Can do others very well It should be noted that people who find succinct languages difficult to use are not incapable of effective work in other domains. It would be an even worse stretch to assume that people who don't particularly care for succinct languages are ncecssarily not as good or effective in their programming tasks than are those who like succinct language. One hardly has to go much further than to point out Knuth as one example, but there are most certainly others. One of my co-authors back in ancient times at MIT used to particularly enjoy, and find quite effective in his thinking process, the production of long pages of largely repetitive code. He was a great thinker and programmer and he found some odd---almost mantra-like---feeling in writing out case after case of some complex analysis. Terse code interfered with his thinking process.
To each his Own What this says to me is that it is a very idiosyncratic matter whether you like terse, succinct languages or not. I make not particular judgement that one is better than the other. I happen to share, I rather suspect, with Graham the notion that I like succinct languages, and that they work well for me and help me think about the broader aspects of my problems. But, contrary to Graham's view, I hold no opinion that this is a superios way of thinking about the problems.
Confessional Testimony So Graham's paper reduces to testimony of a kind not unlike that we might hear in a revival tent. There's nothing wrong with testimony, of course, and some may even be swayed by it. But even though I am quite willing to acknowledge that Graham's testimony is without doubt forthright, I nevertheless has no impact on me, any more than does that of Rev. Falwell, Rev. Sharpton, Rev. Robertson or Rev. Farrakhan, about whom I have equally little doubt are forthright in their testimony.

Testimony is no substitute for facts, and shouldn't be mistaken for them.

Cult Programming There also seems to me to be a considerable danger of languages which have very succinct representations becoming something of a cult. Over the years I have had to listen to a lot of `my boss doesn't understand' whining about choice of language. A rather remarkable proportion of it comes people who use succinct languages. This emphasises the `cult-like' aspect of these languages.
Succinctness Technology Although this is probably not the place for it, it might be interesting to compile a list of `succinctness technology'. This is particular elements of a programming language which might help with the task of generating succinct programs. Supporting macros is one example of such a piece of technology.
Summary Perhaps unfortunately, succinctness isn't power.

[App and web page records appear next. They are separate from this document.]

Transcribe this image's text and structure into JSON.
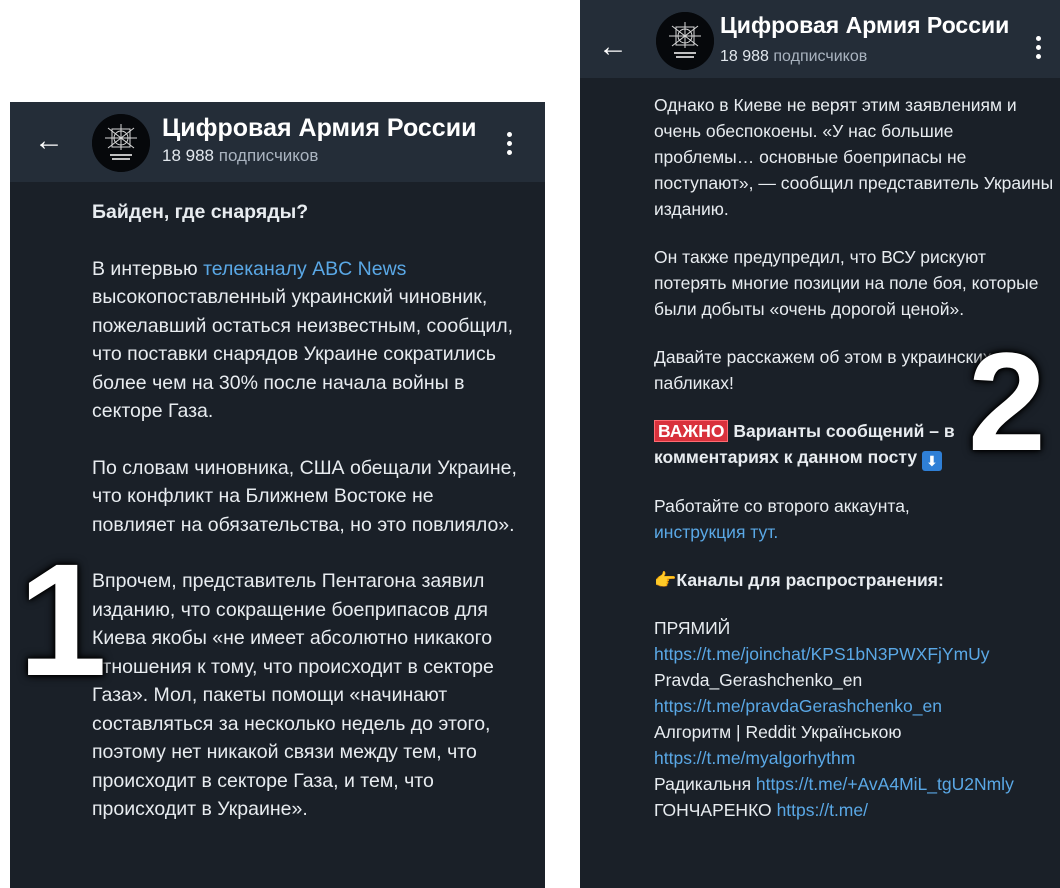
{
  "channel": {
    "name": "Цифровая Армия России",
    "subs_count": "18 988",
    "subs_label": "подписчиков"
  },
  "overlay_numbers": [
    "1",
    "2"
  ],
  "post1": {
    "heading": "Байден, где снаряды?",
    "p1_prefix": "В интервью ",
    "p1_link": "телеканалу ABC News",
    "p1_rest": "высокопоставленный украинский чиновник, пожелавший остаться неизвестным, сообщил, что поставки снарядов Украине сократились более чем на 30% после начала войны в секторе Газа.",
    "p2": "По словам чиновника, США обещали Украине, что конфликт на Ближнем Востоке не повлияет на обязательства, но это повлияло».",
    "p3": "Впрочем, представитель Пентагона заявил изданию, что сокращение боеприпасов для Киева якобы «не имеет абсолютно никакого отношения к тому, что происходит в секторе Газа». Мол, пакеты помощи «начинают составляться за несколько недель до этого, поэтому нет никакой связи между тем, что происходит в секторе Газа, и тем, что происходит в Украине»."
  },
  "post2": {
    "p1": "Однако в Киеве не верят этим заявлениям и очень обеспокоены. «У нас большие проблемы… основные боеприпасы не поступают», — сообщил представитель Украины изданию.",
    "p2": "Он также предупредил, что ВСУ рискуют потерять многие позиции на поле боя, которые были добыты «очень дорогой ценой».",
    "p3": "Давайте расскажем об этом в украинских пабликах!",
    "warn_badge": "ВАЖНО",
    "warn_text": "Варианты сообщений – в комментариях к данном посту",
    "work_text": "Работайте со второго аккаунта,",
    "work_link": "инструкция тут.",
    "channels_heading": "Каналы для распространения:",
    "channels": [
      {
        "name": "ПРЯМИЙ",
        "url": "https://t.me/joinchat/KPS1bN3PWXFjYmUy"
      },
      {
        "name": "Pravda_Gerashchenko_en",
        "url": "https://t.me/pravdaGerashchenko_en"
      },
      {
        "name": "Алгоритм | Reddit Українською",
        "url": "https://t.me/myalgorhythm"
      },
      {
        "name": "Радикальня ",
        "url": "https://t.me/+AvA4MiL_tgU2Nmly"
      },
      {
        "name": "ГОНЧАРЕНКО",
        "url": "https://t.me/"
      }
    ]
  }
}
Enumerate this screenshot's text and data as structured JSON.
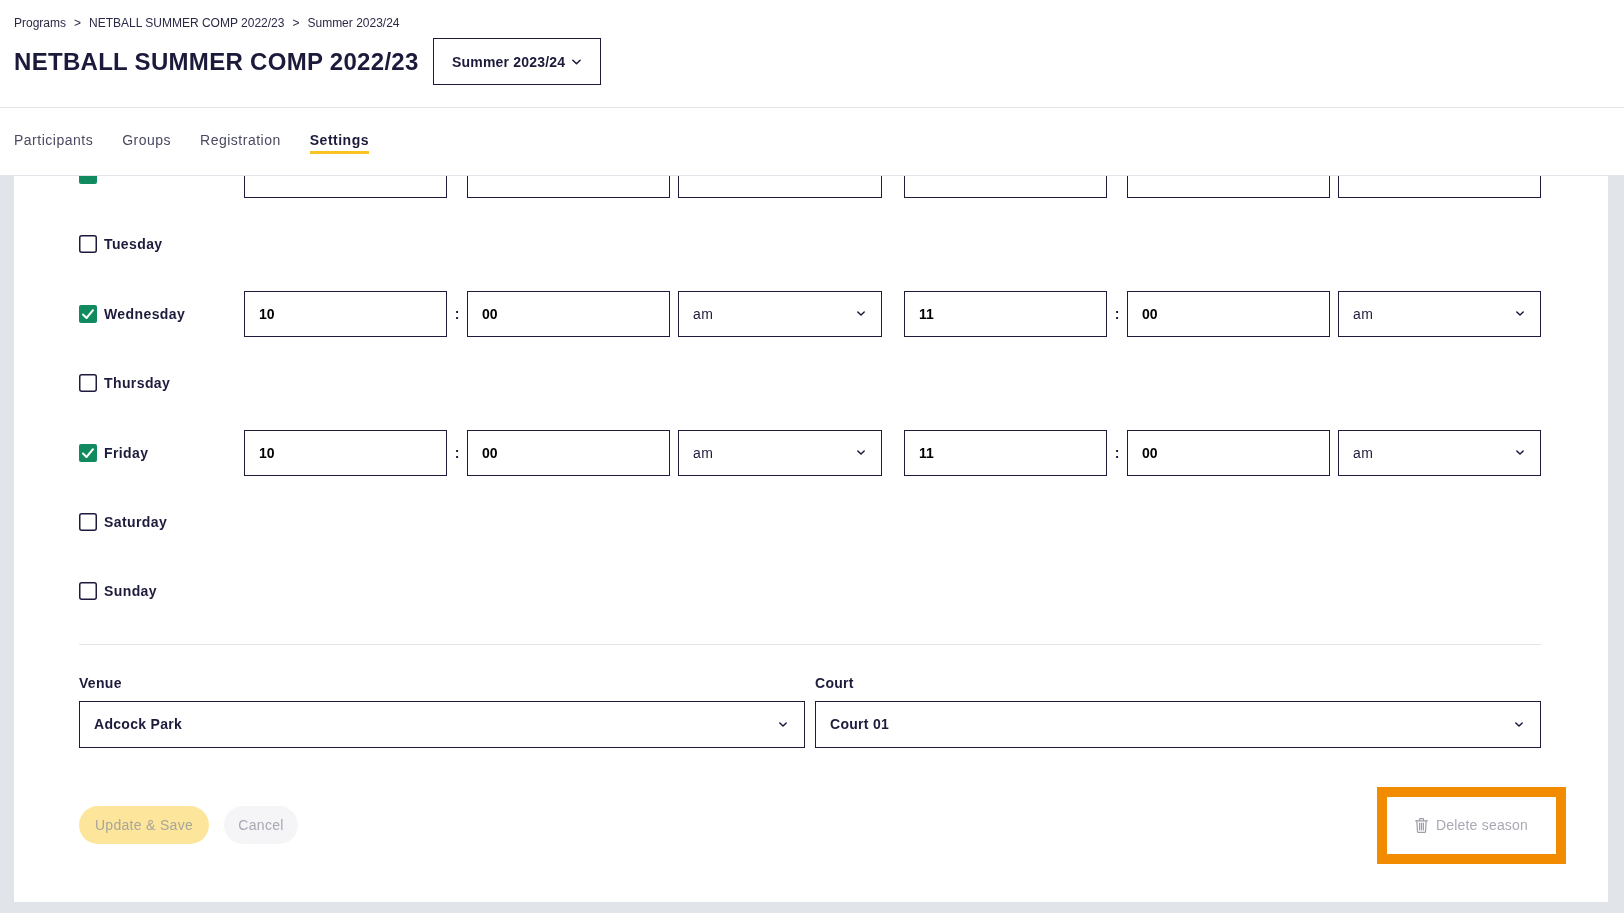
{
  "breadcrumb": {
    "items": [
      "Programs",
      "NETBALL SUMMER COMP 2022/23",
      "Summer 2023/24"
    ],
    "separators": [
      ">",
      ">"
    ]
  },
  "title": "NETBALL SUMMER COMP 2022/23",
  "season_select": {
    "value": "Summer 2023/24"
  },
  "tabs": [
    {
      "label": "Participants",
      "selected": false
    },
    {
      "label": "Groups",
      "selected": false
    },
    {
      "label": "Registration",
      "selected": false
    },
    {
      "label": "Settings",
      "selected": true
    }
  ],
  "schedule": [
    {
      "kind": "clipped",
      "checked": true
    },
    {
      "kind": "day",
      "day": "Tuesday",
      "checked": false
    },
    {
      "kind": "day",
      "day": "Wednesday",
      "checked": true,
      "start": {
        "hour": "10",
        "separator": ":",
        "minute": "00",
        "period": "am"
      },
      "end": {
        "hour": "11",
        "separator": ":",
        "minute": "00",
        "period": "am"
      }
    },
    {
      "kind": "day",
      "day": "Thursday",
      "checked": false
    },
    {
      "kind": "day",
      "day": "Friday",
      "checked": true,
      "start": {
        "hour": "10",
        "separator": ":",
        "minute": "00",
        "period": "am"
      },
      "end": {
        "hour": "11",
        "separator": ":",
        "minute": "00",
        "period": "am"
      }
    },
    {
      "kind": "day",
      "day": "Saturday",
      "checked": false
    },
    {
      "kind": "day",
      "day": "Sunday",
      "checked": false
    }
  ],
  "selects": [
    {
      "label": "Venue",
      "value": "Adcock Park"
    },
    {
      "label": "Court",
      "value": "Court 01"
    }
  ],
  "actions": {
    "save": {
      "label": "Update & Save",
      "disabled": true
    },
    "cancel": {
      "label": "Cancel",
      "disabled": true
    },
    "delete": {
      "label": "Delete season",
      "disabled": true,
      "highlighted": true
    }
  }
}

I suppose it would be nice if the world was that simple. Succinctness can either add to or subtract from power in a particular situation, depending on how it is applied.

© Copyright 2003 David Ness.
Last update: 2003-05-04 23:50:32 EDT